Cañada College in Redwood City has focused on becoming a regional center for science, technology, engineering and math.
"We're in the process of developing a program to train laboratory workers in chemistry and biotech," Science and Technology Department Dean Janet Stringer said.
That kind of innovation will win community colleges special grants awarded by the Obama administration. The president's plan will invest a total of $12 billion over the next 10 years.
"All too often community colleges are treated like the stepchild of the higher education system," Mr. Obama said.
There are nearly 19 million students enrolled in colleges across America. Of that, 36 percent attend two-year schools. With enrollment expected to increase, Mr. Obama says it is time to renovate and modernize our community colleges.
The president also wants to implement more remedial programs for students and make it easier for them to transfer to a four-year institution. Mr. Obama says the money will come from ending subsidies to banks and private lenders of student loans.
"A lot of people can't afford the four-year college and having somewhere like this where it is less money having a better campus or something like that would help a lot of people expand their horizons and get the jobs and things they deserve in life," student Amber Krekorian said.

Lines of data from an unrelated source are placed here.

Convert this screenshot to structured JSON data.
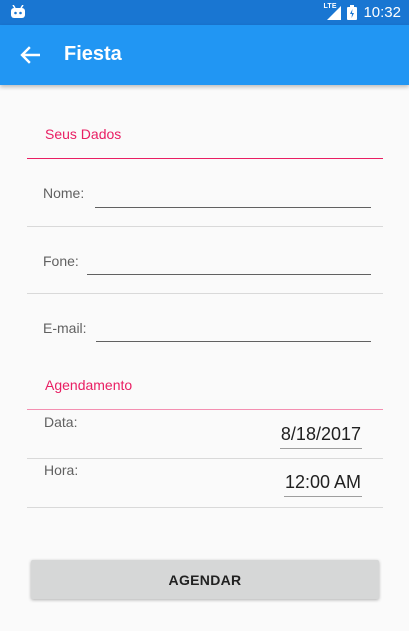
{
  "status_bar": {
    "network": "LTE",
    "time": "10:32"
  },
  "app_bar": {
    "title": "Fiesta",
    "back_icon": "arrow-left-icon"
  },
  "sections": {
    "dados": "Seus Dados",
    "agendamento": "Agendamento"
  },
  "fields": {
    "nome_label": "Nome:",
    "nome_value": "",
    "fone_label": "Fone:",
    "fone_value": "",
    "email_label": "E-mail:",
    "email_value": ""
  },
  "schedule": {
    "data_label": "Data:",
    "data_value": "8/18/2017",
    "hora_label": "Hora:",
    "hora_value": "12:00 AM"
  },
  "button": {
    "label": "AGENDAR"
  },
  "colors": {
    "status_bar": "#1976d2",
    "app_bar": "#2196f3",
    "accent": "#e91e63"
  }
}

"The more college educated people you have, the better trained your workforce is," Stringer said.
And the Obama administration argues a stronger economy will follow.